* _Extracted records_:

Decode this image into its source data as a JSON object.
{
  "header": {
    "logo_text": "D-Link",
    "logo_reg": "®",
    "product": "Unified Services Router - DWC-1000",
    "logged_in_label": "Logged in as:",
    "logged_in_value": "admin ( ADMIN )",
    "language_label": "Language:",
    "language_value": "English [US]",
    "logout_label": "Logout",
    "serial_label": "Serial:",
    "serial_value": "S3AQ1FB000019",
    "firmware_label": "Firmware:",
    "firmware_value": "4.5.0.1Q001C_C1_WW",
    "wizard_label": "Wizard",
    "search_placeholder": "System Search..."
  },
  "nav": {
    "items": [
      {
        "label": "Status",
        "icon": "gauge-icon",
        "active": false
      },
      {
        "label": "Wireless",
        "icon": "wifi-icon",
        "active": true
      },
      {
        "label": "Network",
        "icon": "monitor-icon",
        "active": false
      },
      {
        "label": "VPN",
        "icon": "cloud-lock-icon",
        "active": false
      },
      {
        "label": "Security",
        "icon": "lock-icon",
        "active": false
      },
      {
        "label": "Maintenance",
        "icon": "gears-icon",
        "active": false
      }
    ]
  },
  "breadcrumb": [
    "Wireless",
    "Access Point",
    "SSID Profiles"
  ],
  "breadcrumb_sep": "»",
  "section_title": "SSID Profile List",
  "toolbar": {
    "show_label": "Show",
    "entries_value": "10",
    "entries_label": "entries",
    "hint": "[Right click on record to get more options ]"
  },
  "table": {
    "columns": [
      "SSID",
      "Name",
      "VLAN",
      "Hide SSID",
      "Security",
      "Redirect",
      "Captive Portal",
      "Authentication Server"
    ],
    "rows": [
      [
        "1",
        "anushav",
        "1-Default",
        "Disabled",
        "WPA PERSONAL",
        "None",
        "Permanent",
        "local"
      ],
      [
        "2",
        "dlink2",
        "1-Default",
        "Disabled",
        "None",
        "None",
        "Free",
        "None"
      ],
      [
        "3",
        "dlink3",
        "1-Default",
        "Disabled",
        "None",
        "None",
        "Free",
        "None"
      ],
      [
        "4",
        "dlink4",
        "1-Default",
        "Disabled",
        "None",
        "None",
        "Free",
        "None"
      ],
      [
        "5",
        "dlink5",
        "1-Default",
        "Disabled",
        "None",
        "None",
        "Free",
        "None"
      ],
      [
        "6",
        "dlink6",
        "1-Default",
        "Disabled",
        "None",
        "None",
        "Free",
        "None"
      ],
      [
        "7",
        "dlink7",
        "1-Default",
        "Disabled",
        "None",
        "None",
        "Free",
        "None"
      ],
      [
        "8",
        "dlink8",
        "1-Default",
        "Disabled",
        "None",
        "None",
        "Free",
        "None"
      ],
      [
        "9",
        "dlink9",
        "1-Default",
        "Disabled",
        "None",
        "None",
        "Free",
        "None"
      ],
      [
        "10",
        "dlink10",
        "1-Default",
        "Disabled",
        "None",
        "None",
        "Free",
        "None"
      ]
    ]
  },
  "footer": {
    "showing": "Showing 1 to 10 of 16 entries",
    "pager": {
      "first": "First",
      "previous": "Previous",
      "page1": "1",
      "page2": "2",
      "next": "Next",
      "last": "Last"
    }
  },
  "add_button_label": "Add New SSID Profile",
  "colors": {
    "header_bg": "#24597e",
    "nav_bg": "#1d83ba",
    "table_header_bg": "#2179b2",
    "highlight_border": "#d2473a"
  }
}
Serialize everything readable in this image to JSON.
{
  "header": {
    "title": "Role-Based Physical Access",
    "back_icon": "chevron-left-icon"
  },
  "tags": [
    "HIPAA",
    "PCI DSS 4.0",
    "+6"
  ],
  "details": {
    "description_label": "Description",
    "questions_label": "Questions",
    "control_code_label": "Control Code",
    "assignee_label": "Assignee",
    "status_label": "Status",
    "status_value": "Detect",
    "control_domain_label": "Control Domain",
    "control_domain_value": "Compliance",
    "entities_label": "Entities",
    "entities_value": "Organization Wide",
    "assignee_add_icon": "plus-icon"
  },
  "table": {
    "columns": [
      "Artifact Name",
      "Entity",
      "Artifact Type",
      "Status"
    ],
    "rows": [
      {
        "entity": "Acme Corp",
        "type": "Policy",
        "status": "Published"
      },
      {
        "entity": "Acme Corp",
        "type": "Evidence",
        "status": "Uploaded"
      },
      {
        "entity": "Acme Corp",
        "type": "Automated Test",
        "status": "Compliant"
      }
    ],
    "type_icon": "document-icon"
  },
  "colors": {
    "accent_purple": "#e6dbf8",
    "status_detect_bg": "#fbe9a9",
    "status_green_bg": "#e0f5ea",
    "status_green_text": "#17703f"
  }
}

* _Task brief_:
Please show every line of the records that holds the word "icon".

* _Answer box_:
        "icon": "gauge-icon",
        "icon": "wifi-icon",
        "icon": "monitor-icon",
        "icon": "cloud-lock-icon",
        "icon": "lock-icon",
        "icon": "gears-icon",
    "back_icon": "chevron-left-icon"
    "assignee_add_icon": "plus-icon"
    "type_icon": "document-icon"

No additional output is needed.